* **TASK ITEM**
For each line below that contains the word "weiß", return that line.
*** Opening DATASET EXCERPTS ***
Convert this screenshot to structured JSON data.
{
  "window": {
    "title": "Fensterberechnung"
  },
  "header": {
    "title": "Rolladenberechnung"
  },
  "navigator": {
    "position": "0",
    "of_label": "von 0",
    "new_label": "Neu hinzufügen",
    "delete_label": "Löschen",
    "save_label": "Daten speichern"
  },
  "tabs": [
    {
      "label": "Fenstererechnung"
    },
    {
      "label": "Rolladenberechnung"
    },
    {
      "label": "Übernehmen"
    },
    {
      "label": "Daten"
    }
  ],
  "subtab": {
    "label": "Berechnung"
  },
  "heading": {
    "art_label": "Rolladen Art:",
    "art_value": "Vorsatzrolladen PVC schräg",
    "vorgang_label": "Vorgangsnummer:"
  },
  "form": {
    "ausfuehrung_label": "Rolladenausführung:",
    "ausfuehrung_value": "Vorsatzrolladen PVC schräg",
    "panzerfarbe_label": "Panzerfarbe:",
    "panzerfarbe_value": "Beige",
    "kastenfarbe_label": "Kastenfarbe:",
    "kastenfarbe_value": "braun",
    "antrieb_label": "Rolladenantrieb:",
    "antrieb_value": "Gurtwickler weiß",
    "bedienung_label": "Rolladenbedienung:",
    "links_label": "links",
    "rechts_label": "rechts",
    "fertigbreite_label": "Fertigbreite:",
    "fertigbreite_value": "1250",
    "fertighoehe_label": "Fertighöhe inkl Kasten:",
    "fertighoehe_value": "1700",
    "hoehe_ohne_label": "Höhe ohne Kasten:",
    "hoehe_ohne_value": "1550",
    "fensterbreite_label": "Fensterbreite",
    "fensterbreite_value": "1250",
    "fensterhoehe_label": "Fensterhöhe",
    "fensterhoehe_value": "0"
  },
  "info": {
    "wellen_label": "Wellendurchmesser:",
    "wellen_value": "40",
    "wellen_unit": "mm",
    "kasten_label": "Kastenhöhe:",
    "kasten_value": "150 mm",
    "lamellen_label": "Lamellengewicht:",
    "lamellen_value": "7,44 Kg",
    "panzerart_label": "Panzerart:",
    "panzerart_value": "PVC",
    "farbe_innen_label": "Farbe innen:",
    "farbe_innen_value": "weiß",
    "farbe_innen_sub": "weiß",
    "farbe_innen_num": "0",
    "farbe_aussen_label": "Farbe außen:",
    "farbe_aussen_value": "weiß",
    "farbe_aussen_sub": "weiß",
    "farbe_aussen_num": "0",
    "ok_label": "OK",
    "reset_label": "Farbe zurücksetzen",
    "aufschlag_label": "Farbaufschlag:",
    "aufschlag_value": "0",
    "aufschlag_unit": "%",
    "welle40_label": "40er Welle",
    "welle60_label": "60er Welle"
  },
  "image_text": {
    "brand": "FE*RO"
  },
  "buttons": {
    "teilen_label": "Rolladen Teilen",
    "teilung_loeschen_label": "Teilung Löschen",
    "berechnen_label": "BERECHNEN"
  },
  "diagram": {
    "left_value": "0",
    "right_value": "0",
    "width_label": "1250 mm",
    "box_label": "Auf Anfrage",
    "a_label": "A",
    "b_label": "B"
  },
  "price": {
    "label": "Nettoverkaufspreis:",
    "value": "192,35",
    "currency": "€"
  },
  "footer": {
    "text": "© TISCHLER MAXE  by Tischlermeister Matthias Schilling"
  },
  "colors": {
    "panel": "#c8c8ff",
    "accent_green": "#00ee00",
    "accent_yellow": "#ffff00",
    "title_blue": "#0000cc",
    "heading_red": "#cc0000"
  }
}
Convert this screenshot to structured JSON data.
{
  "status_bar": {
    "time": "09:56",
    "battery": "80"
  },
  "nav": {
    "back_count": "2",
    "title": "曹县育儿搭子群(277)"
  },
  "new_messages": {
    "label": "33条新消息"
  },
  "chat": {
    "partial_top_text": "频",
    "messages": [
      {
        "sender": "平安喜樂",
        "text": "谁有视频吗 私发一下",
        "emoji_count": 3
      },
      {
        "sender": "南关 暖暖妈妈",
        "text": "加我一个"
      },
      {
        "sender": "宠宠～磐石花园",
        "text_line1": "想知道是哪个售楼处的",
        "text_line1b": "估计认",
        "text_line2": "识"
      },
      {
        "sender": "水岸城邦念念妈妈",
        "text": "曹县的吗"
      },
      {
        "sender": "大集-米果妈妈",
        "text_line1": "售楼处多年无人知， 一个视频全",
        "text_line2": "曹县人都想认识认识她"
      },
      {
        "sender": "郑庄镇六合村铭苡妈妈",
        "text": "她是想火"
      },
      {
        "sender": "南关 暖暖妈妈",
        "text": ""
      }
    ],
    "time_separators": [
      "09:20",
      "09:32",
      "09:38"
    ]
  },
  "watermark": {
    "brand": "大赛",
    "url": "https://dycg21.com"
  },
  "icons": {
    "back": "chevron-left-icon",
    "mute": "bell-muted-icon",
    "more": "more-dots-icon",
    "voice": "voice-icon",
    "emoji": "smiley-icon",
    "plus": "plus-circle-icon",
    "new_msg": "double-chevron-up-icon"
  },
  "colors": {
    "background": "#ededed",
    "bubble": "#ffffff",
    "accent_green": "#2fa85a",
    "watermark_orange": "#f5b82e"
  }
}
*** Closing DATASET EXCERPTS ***
* **ANSWER SECTION**
    "antrieb_value": "Gurtwickler weiß",
    "farbe_innen_value": "weiß",
    "farbe_innen_sub": "weiß",
    "farbe_aussen_value": "weiß",
    "farbe_aussen_sub": "weiß",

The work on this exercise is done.